More recently, the hopelessness of international control in the Middle East has been illustrated by the UN Interim Force in Lebanon (UNIFIL), a body tasked with guaranteeing that, following fighting on the Israel–Lebanon border, Hizballah would not be able to restock its rockets and weapons in that territory. But the (largely French) forces there have declined to confront Hizballah, leaving no meaningful constraint on the ability of that terrorist organization to rearm and reoccupy the region.
And yet, though our world can’t sustain “international” control in Jerusalem, most governments still don’t accept Israeli control as the inescapable alternative. True, it’s been many decades since a UN resolution has mentioned Jerusalem as a separate entity (corpus separatum) with a special international status, but resolutions since the 1970s have persistently denounced Israel’s presence in “occupied East Jerusalem” or “occupied Palestinian territory, including East Jerusalem.”
The Palestinian Authority never wavered from its position that the “two-state solution” must include a Palestinian capital in “East Jerusalem.” Even the usual capitalization of that “E” reinforces the otherwise fantastical notion that this portion of the city is already an entity rather than, like the supposed borders of Arab “Palestine” itself, a mere reminiscence of the 1948-49 battle lines.

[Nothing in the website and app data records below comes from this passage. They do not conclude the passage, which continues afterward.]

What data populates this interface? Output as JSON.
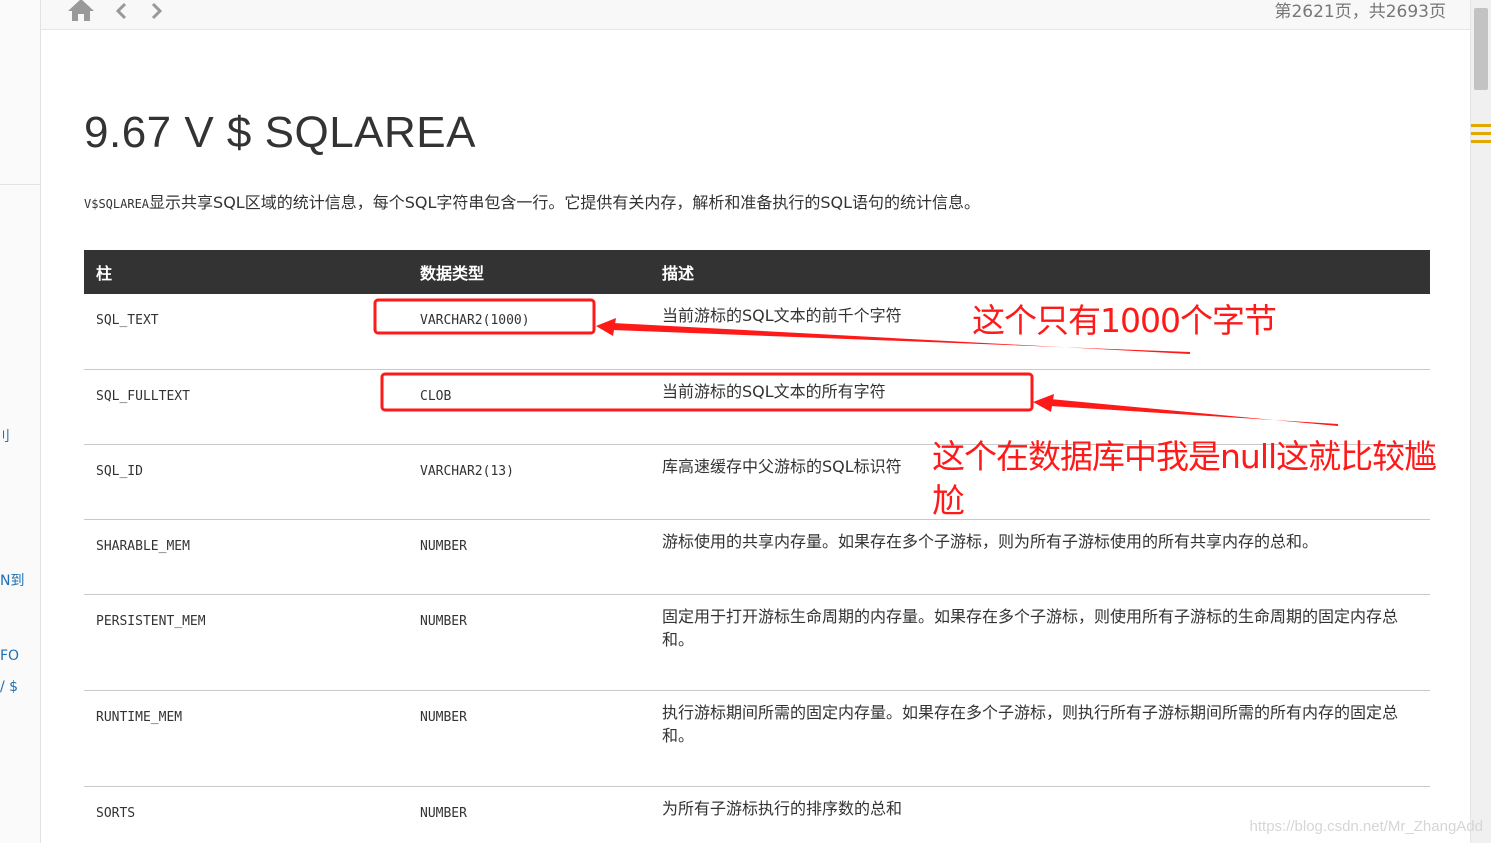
{
  "topbar": {
    "page_info": "第2621页，共2693页"
  },
  "left_rail": {
    "fragments": [
      "刂",
      "N到",
      "FO",
      "/ $"
    ]
  },
  "page": {
    "title": "9.67 V $ SQLAREA",
    "intro_code": "V$SQLAREA",
    "intro_text": "显示共享SQL区域的统计信息，每个SQL字符串包含一行。它提供有关内存，解析和准备执行的SQL语句的统计信息。"
  },
  "table": {
    "headers": [
      "柱",
      "数据类型",
      "描述"
    ],
    "rows": [
      {
        "column": "SQL_TEXT",
        "type": "VARCHAR2(1000)",
        "desc": "当前游标的SQL文本的前千个字符"
      },
      {
        "column": "SQL_FULLTEXT",
        "type": "CLOB",
        "desc": "当前游标的SQL文本的所有字符"
      },
      {
        "column": "SQL_ID",
        "type": "VARCHAR2(13)",
        "desc": "库高速缓存中父游标的SQL标识符"
      },
      {
        "column": "SHARABLE_MEM",
        "type": "NUMBER",
        "desc": "游标使用的共享内存量。如果存在多个子游标，则为所有子游标使用的所有共享内存的总和。"
      },
      {
        "column": "PERSISTENT_MEM",
        "type": "NUMBER",
        "desc": "固定用于打开游标生命周期的内存量。如果存在多个子游标，则使用所有子游标的生命周期的固定内存总和。"
      },
      {
        "column": "RUNTIME_MEM",
        "type": "NUMBER",
        "desc": "执行游标期间所需的固定内存量。如果存在多个子游标，则执行所有子游标期间所需的所有内存的固定总和。"
      },
      {
        "column": "SORTS",
        "type": "NUMBER",
        "desc": "为所有子游标执行的排序数的总和"
      }
    ]
  },
  "annotations": {
    "note1": "这个只有1000个字节",
    "note2_line1": "这个在数据库中我是null这就比较尴",
    "note2_line2": "尬",
    "color": "#ff1a1a"
  },
  "watermark": "https://blog.csdn.net/Mr_ZhangAdd",
  "colors": {
    "table_header_bg": "#333333",
    "annotation_red": "#ff1a1a"
  }
}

It is not just European governments that remain entranced by this vision. In the early 1990s—as a friend in the White House told me at the time—top officials in the first Bush administration pored over maps trying to figure out plausible boundaries for a Palestinian capital to be carved out of Jerusalem. Almost three decades later, as another friend tells me, the Kushner team in the Trump White House has been puzzling over which adjacent villages might be presented as the “capital of the Palestinian state in East Jerusalem.”
I am not sure how many foreign states actually want to see the holy sites in Jerusalem under the control of a Palestinian government. To judge from past experience, such a government would likely be unstable, consumed by the need to outpace domestic challengers through demagogic gestures, and perpetually tempted to prove its power through reckless provocations. Indeed, it is notable (though rarely mentioned) that the mosques on the Temple Mount remain under the direction of a Jordanian-controlled foundation—without eliciting protest from states that ritually demand Palestinian sovereignty over “East Jerusalem.”

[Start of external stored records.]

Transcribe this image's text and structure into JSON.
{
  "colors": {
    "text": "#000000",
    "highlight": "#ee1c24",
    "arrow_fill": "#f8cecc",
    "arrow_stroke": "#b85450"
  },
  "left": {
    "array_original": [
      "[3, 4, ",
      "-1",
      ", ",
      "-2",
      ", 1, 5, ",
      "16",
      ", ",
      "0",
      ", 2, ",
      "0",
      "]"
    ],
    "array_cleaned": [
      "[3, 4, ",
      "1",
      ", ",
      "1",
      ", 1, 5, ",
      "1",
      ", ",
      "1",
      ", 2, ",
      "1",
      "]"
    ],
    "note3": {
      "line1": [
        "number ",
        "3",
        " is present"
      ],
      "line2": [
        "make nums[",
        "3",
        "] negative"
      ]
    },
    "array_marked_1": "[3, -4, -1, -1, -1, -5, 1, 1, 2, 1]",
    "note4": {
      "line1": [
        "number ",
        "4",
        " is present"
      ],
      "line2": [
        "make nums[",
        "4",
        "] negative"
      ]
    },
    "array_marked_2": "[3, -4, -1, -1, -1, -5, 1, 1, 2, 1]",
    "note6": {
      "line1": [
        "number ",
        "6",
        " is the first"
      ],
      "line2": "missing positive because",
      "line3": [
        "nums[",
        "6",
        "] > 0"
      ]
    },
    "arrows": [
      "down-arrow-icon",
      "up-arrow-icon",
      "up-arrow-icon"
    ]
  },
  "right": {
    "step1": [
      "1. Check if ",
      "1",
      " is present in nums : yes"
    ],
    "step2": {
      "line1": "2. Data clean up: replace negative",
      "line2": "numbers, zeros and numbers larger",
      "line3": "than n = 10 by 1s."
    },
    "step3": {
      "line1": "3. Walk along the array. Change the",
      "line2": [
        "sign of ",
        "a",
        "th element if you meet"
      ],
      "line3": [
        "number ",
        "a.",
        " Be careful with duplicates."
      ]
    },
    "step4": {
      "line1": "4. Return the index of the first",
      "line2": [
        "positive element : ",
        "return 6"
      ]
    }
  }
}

Over decades of intermittent peace initiatives, U.S. officials have repeatedly urged that final-status talks on Jerusalem be deferred to the last stages of negotiations. This remains good advice. If one actually thinks it plausible that Palestinian authorities and the government of Israel can agree on a mutually acceptable two-state solution, one may also imagine agreement on a formula for sharing Jerusalem. In the meantime, unless the Palestinian Authority decides to relinquish claims on eastern Jerusalem, most foreign governments will probably continue to dispute Israeli sovereignty over the whole city.
Yet that in itself, as Michel Gurfinkiel demonstrates, is no reason why they can’t also move their embassies to “Jerusalem.” The new U.S. embassy is in “West Jerusalem.” Foreign governments may call it whatever they like, but it is and always has been the capital of the state of Israel.